“Time Zones, Tiredness, and Turnout: A Natural Experiment on the Effect of Sleep Deprivation on Voter Turnout and Election Results” with Jerome Schafer, Yale
AMERICAN POLITICS & PUBLIC POLICY WORKSHOP
Abstract: Why don’t more people vote? In this article, we show that many citizens fail to cast a ballot because they are too tired. To do so, we leverage a natural quasi-experiment that exploits discontinuous decreases in sleep times on the eastern side of U.S. time zone boundaries. Our preferred model specification indicates that this exogenous source of sleep deprivation depresses county-level turnout in general elections by about 2 percentage points, and pushes election results towards Republicans. This effect appears to exacerbate participatory inequality—depressing turnout in low propensity communities most—and is magnified in areas where obstacles to voting are greatest. Our findings have important theoretical implications for the study of political participation. They highlight that life constraints may stand in the way of civic engagement. This suggests that many citizens hold the precursors to participation but lack the general, rather than expressly political, motivation to follow-through and actually vote.
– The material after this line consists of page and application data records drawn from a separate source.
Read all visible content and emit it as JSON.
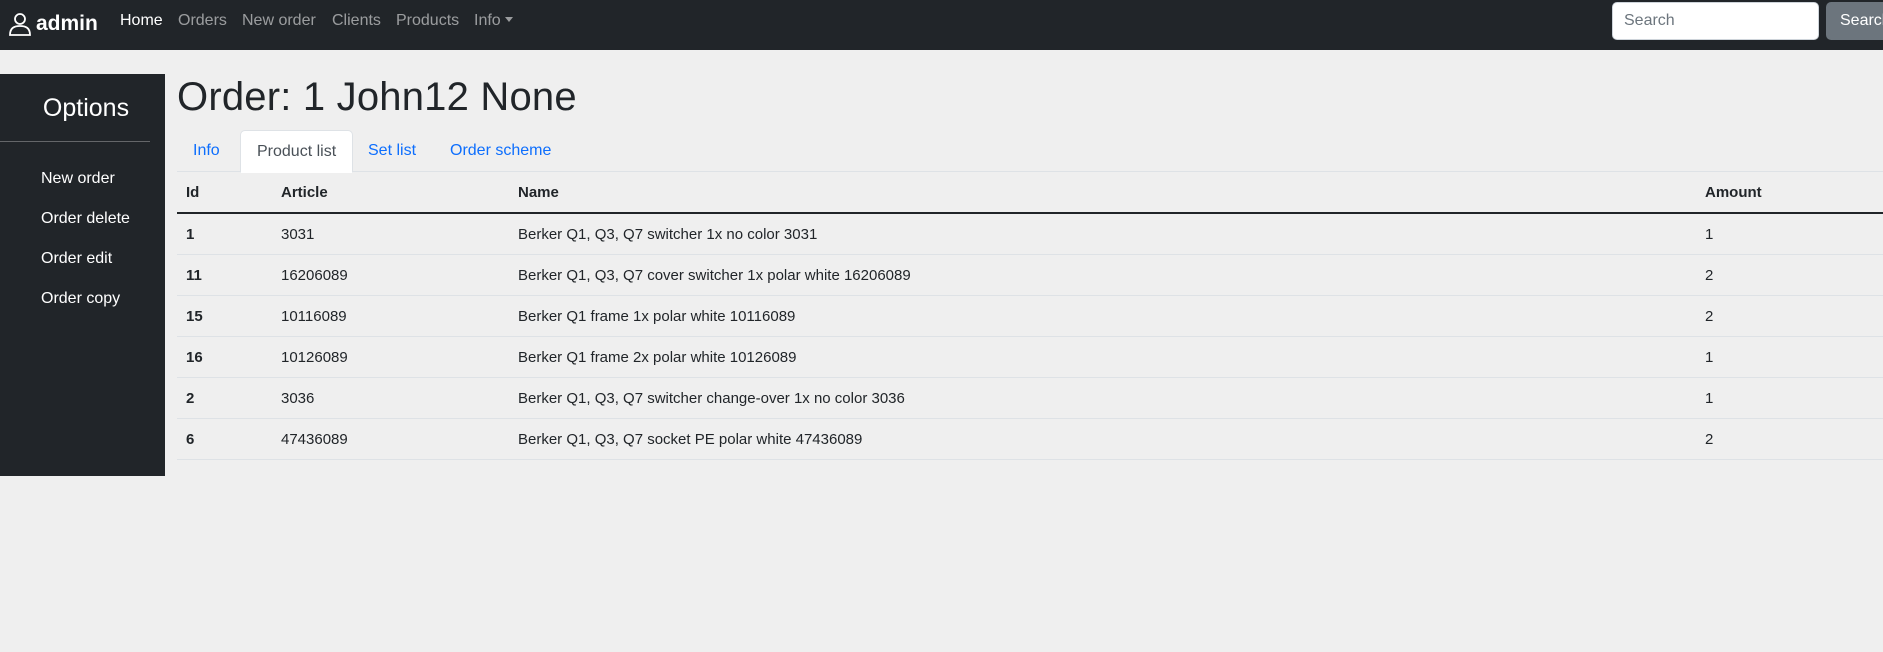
{
  "navbar": {
    "brand": "admin",
    "links": [
      {
        "label": "Home",
        "active": true
      },
      {
        "label": "Orders",
        "active": false
      },
      {
        "label": "New order",
        "active": false
      },
      {
        "label": "Clients",
        "active": false
      },
      {
        "label": "Products",
        "active": false
      },
      {
        "label": "Info",
        "active": false,
        "dropdown": true
      }
    ],
    "search": {
      "placeholder": "Search",
      "value": "",
      "button_label": "Search"
    }
  },
  "sidebar": {
    "title": "Options",
    "items": [
      "New order",
      "Order delete",
      "Order edit",
      "Order copy"
    ]
  },
  "page": {
    "title": "Order: 1 John12 None",
    "tabs": [
      {
        "label": "Info",
        "active": false
      },
      {
        "label": "Product list",
        "active": true
      },
      {
        "label": "Set list",
        "active": false
      },
      {
        "label": "Order scheme",
        "active": false
      }
    ]
  },
  "table": {
    "headers": [
      "Id",
      "Article",
      "Name",
      "Amount"
    ],
    "rows": [
      [
        "1",
        "3031",
        "Berker Q1, Q3, Q7 switcher 1x no color 3031",
        "1"
      ],
      [
        "11",
        "16206089",
        "Berker Q1, Q3, Q7 cover switcher 1x polar white 16206089",
        "2"
      ],
      [
        "15",
        "10116089",
        "Berker Q1 frame 1x polar white 10116089",
        "2"
      ],
      [
        "16",
        "10126089",
        "Berker Q1 frame 2x polar white 10126089",
        "1"
      ],
      [
        "2",
        "3036",
        "Berker Q1, Q3, Q7 switcher change-over 1x no color 3036",
        "1"
      ],
      [
        "6",
        "47436089",
        "Berker Q1, Q3, Q7 socket PE polar white 47436089",
        "2"
      ]
    ]
  },
  "colors": {
    "navbar_bg": "#212529",
    "page_bg": "#efefef",
    "link_blue": "#0d6efd",
    "search_button_bg": "#6c757d"
  },
  "icons": {
    "brand": "user-icon"
  }
}
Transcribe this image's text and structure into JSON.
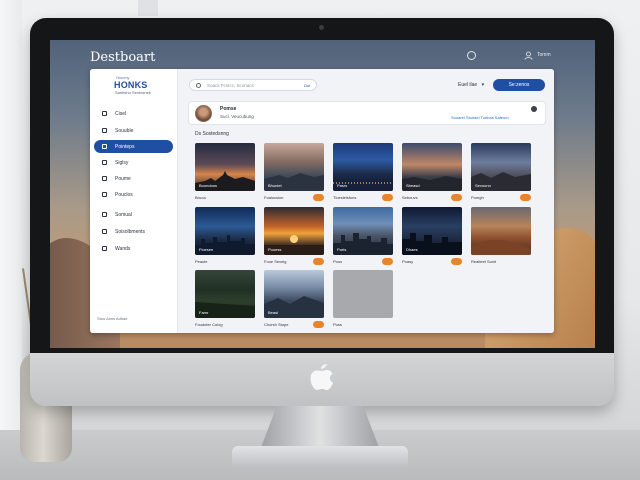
{
  "desktop": {
    "title": "Destboart",
    "user_label": "Tomm"
  },
  "sidebar": {
    "logo_top": "Hrscmy",
    "logo": "HONKS",
    "logo_sub": "Sanbshu Sentosnek",
    "items": [
      {
        "label": "Cisel",
        "icon": "home-icon",
        "active": false
      },
      {
        "label": "Souuble",
        "icon": "folder-icon",
        "active": false
      },
      {
        "label": "Pointeps",
        "icon": "image-icon",
        "active": true
      },
      {
        "label": "Siglsy",
        "icon": "user-icon",
        "active": false
      },
      {
        "label": "Poume",
        "icon": "file-icon",
        "active": false
      },
      {
        "label": "Pouclos",
        "icon": "star-icon",
        "active": false
      },
      {
        "label": "Somual",
        "icon": "grid-icon",
        "active": false
      },
      {
        "label": "Soisolbments",
        "icon": "calendar-icon",
        "active": false
      },
      {
        "label": "Wands",
        "icon": "gear-icon",
        "active": false
      }
    ],
    "footer": "Stoo Alms Adhae"
  },
  "toolbar": {
    "search_placeholder": "Soacs Fcsrcc, Sconacs",
    "search_button": "Oul",
    "filter_label": "Euel ilae",
    "primary_button": "Se:zenos"
  },
  "profile": {
    "name": "Pomse",
    "subtitle": "Sucl. Veucubung",
    "link": "Souarel Storlael Turlbas Sateum"
  },
  "section_title": "Ds Sostedsnng",
  "gallery": [
    {
      "caption": "Bruoa",
      "label": "Boundous",
      "badge": false
    },
    {
      "caption": "Foalocsion",
      "label": "Bhuniet",
      "badge": true
    },
    {
      "caption": "Tloeslelsfons",
      "label": "Pasrs",
      "badge": true
    },
    {
      "caption": "Sebouvs",
      "label": "Sbeasd",
      "badge": true
    },
    {
      "caption": "Pomgh",
      "label": "Sevounn",
      "badge": true
    },
    {
      "caption": "Peaule",
      "label": "Fioesen",
      "badge": false
    },
    {
      "caption": "Foue Seveig",
      "label": "Pouess",
      "badge": true
    },
    {
      "caption": "Pous",
      "label": "Parts",
      "badge": true
    },
    {
      "caption": "Poasy",
      "label": "Dhaes",
      "badge": true
    },
    {
      "caption": "Reatleet Sonit",
      "label": "",
      "badge": false
    },
    {
      "caption": "Foudoter Colog",
      "label": "Famr",
      "badge": false
    },
    {
      "caption": "Chorsh Stupe",
      "label": "Beasl",
      "badge": true
    },
    {
      "caption": "Puss",
      "label": "",
      "badge": false
    }
  ]
}
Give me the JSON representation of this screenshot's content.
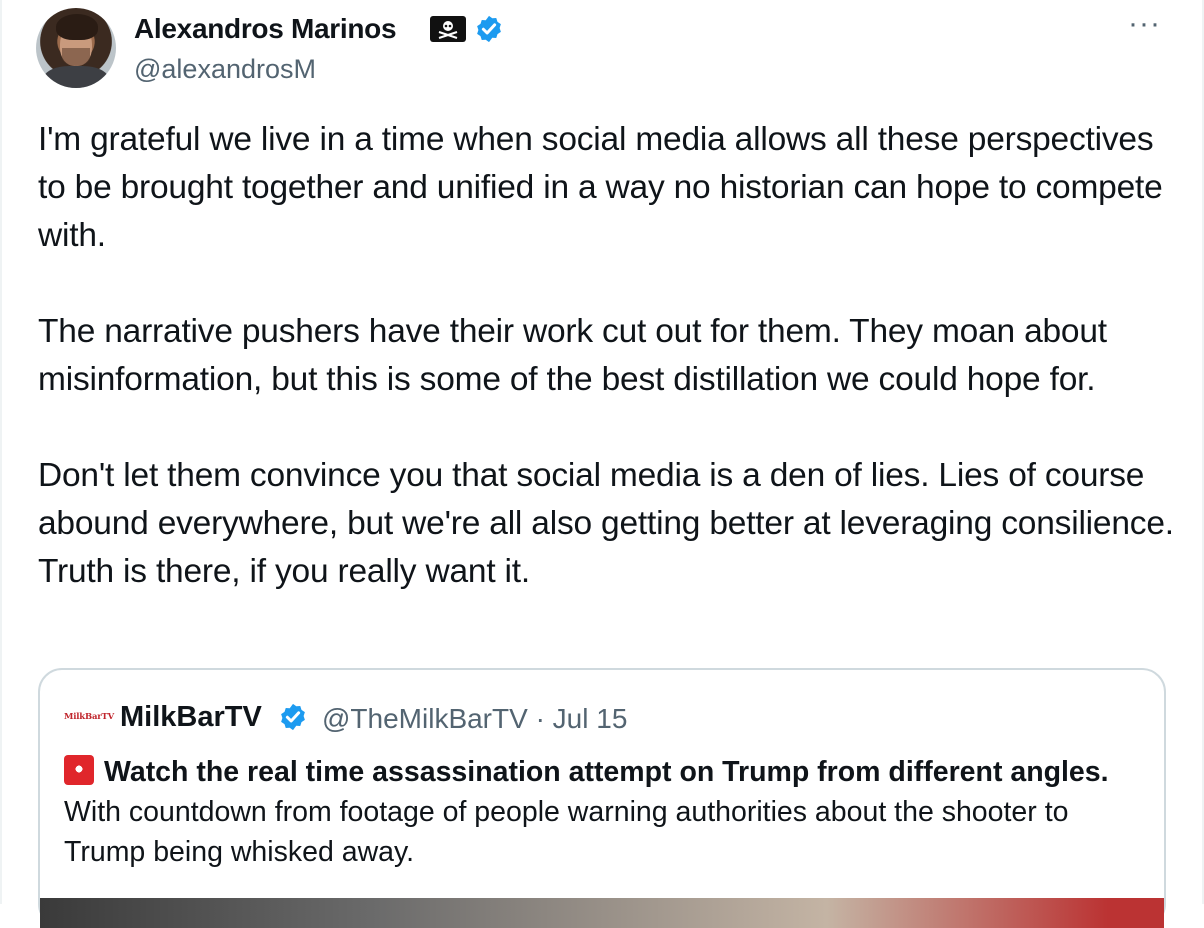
{
  "tweet": {
    "author_name": "Alexandros Marinos",
    "author_handle": "@alexandrosM",
    "more_label": "···",
    "paragraphs": [
      "I'm grateful we live in a time when social media allows all these perspectives to be brought together and unified in a way no historian can hope to compete with.",
      "The narrative pushers have their work cut out for them. They moan about misinformation, but this is some of the best distillation we could hope for.",
      "Don't let them convince you that social media is a den of lies. Lies of course abound everywhere, but we're all also getting better at leveraging consilience. Truth is there, if you really want it."
    ]
  },
  "quoted": {
    "logo_text": "MilkBarTV",
    "name": "MilkBarTV",
    "handle_date": "@TheMilkBarTV · Jul 15",
    "bold_text": "Watch the real time assassination attempt on Trump from different angles.",
    "rest_text": " With countdown from footage of people warning authorities about the shooter to Trump being whisked away."
  },
  "icons": {
    "avatar": "avatar-photo",
    "pirate": "pirate-flag-icon",
    "verified": "verified-badge-icon",
    "siren": "siren-emoji-icon"
  },
  "colors": {
    "verified_blue": "#1d9bf0",
    "muted": "#536471",
    "border": "#cfd9de",
    "logo_red": "#c0262d"
  }
}
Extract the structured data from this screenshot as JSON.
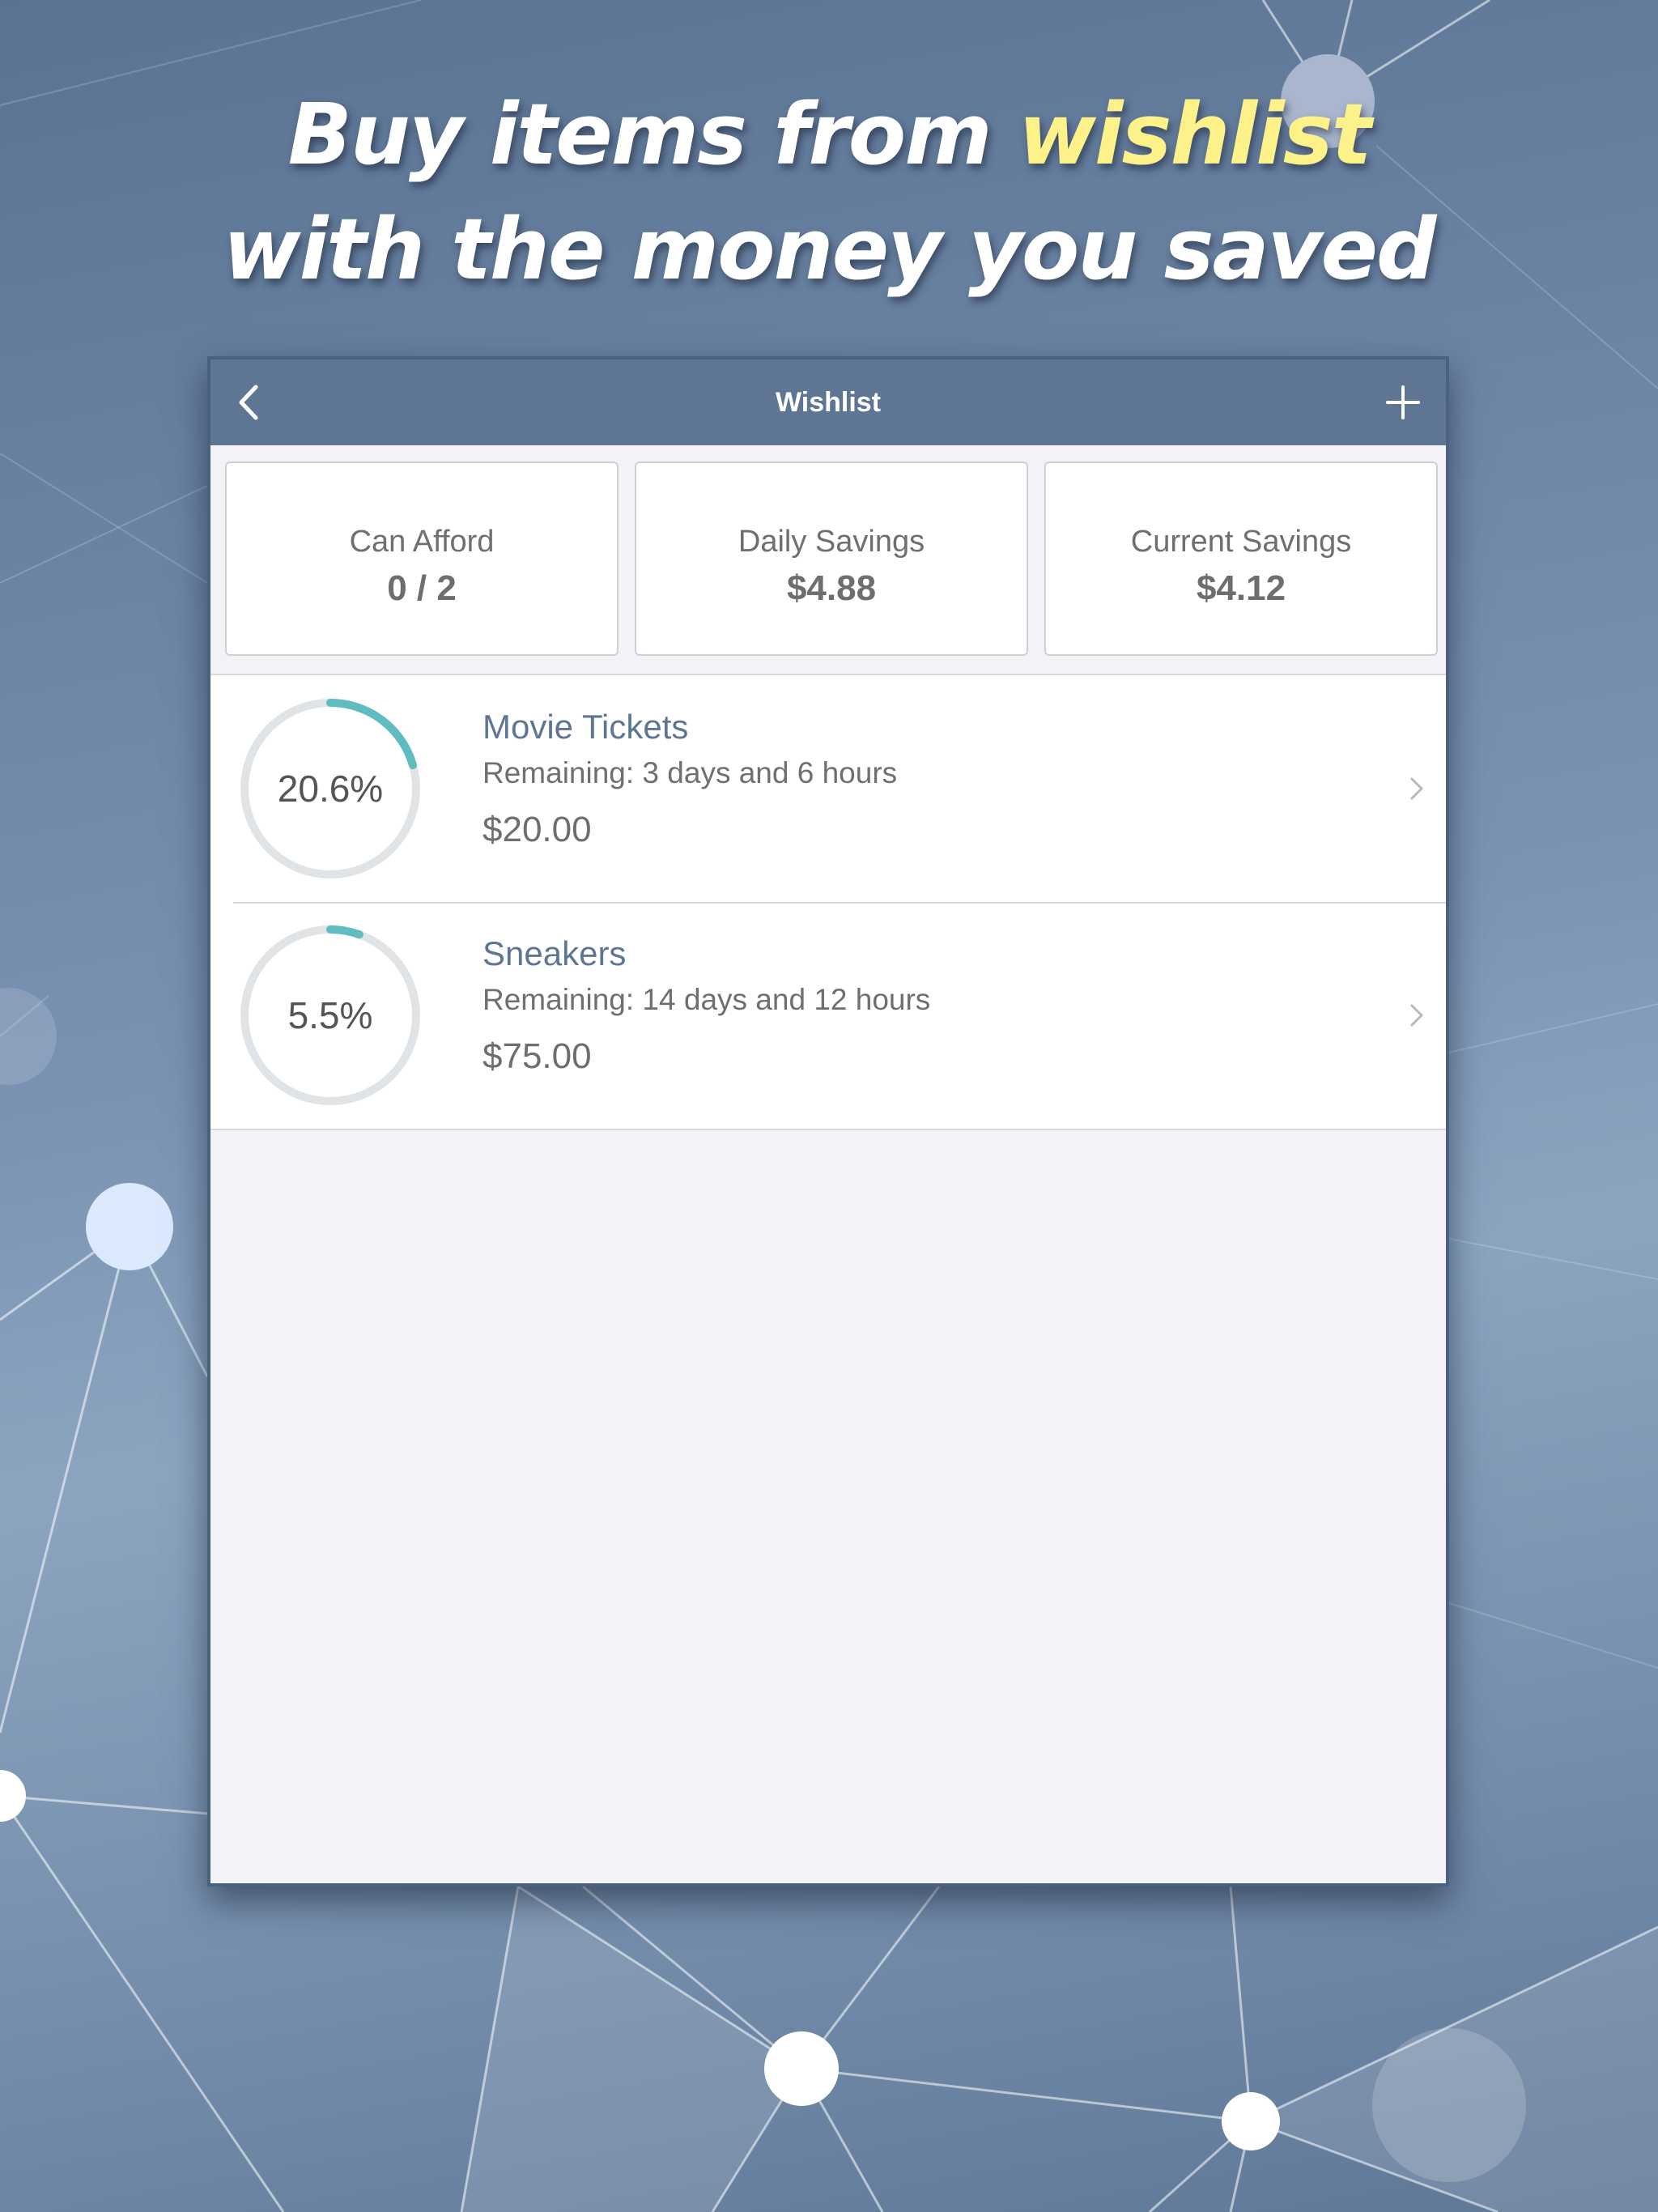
{
  "headline": {
    "line1_prefix": "Buy items from ",
    "line1_accent": "wishlist",
    "line2": "with the money you saved"
  },
  "navbar": {
    "title": "Wishlist",
    "back_icon": "chevron-left-icon",
    "add_icon": "plus-icon"
  },
  "stats": [
    {
      "label": "Can Afford",
      "value": "0 / 2"
    },
    {
      "label": "Daily Savings",
      "value": "$4.88"
    },
    {
      "label": "Current Savings",
      "value": "$4.12"
    }
  ],
  "items": [
    {
      "name": "Movie Tickets",
      "remaining": "Remaining: 3 days and 6 hours",
      "price": "$20.00",
      "percent_label": "20.6%",
      "progress": 0.206
    },
    {
      "name": "Sneakers",
      "remaining": "Remaining: 14 days and 12 hours",
      "price": "$75.00",
      "percent_label": "5.5%",
      "progress": 0.055
    }
  ],
  "colors": {
    "accent": "#fdf28a",
    "nav": "#5e7693",
    "ring_progress": "#5fbcc0",
    "ring_track": "#e1e4e6"
  }
}
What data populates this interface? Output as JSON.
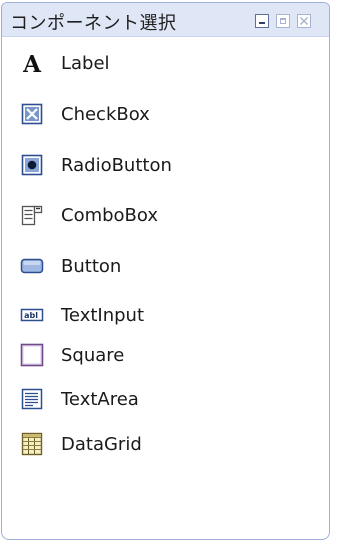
{
  "window": {
    "title": "コンポーネント選択"
  },
  "components": [
    {
      "label": "Label",
      "icon": "label-icon"
    },
    {
      "label": "CheckBox",
      "icon": "checkbox-icon"
    },
    {
      "label": "RadioButton",
      "icon": "radiobutton-icon"
    },
    {
      "label": "ComboBox",
      "icon": "combobox-icon"
    },
    {
      "label": "Button",
      "icon": "button-icon"
    },
    {
      "label": "TextInput",
      "icon": "textinput-icon"
    },
    {
      "label": "Square",
      "icon": "square-icon"
    },
    {
      "label": "TextArea",
      "icon": "textarea-icon"
    },
    {
      "label": "DataGrid",
      "icon": "datagrid-icon"
    }
  ],
  "colors": {
    "titlebar": "#dfe6f6",
    "border": "#9fb0d9",
    "icon_blue": "#3a5fa8"
  }
}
Jerome Schafer started his Ph.D. in Political Science at Yale in 2012. He is interested in political behavior, political economy, and quantitative methodology. His current research uses lab experiments to explore biases in economic voting. For example, voters tend to overweight recent events relative to cumulative performance. The lab setting precisely identifies what voters are capable of, and might suggest ways to assist them in taking decisions that serve their interests. A dual French and German citizen, Jerome holds a B.A. and an M.A. from Sciences Po Paris. His article “European Commission Officials’ Policy Attititudes” is forthcoming in JCMS: Journal of Common Market Studies.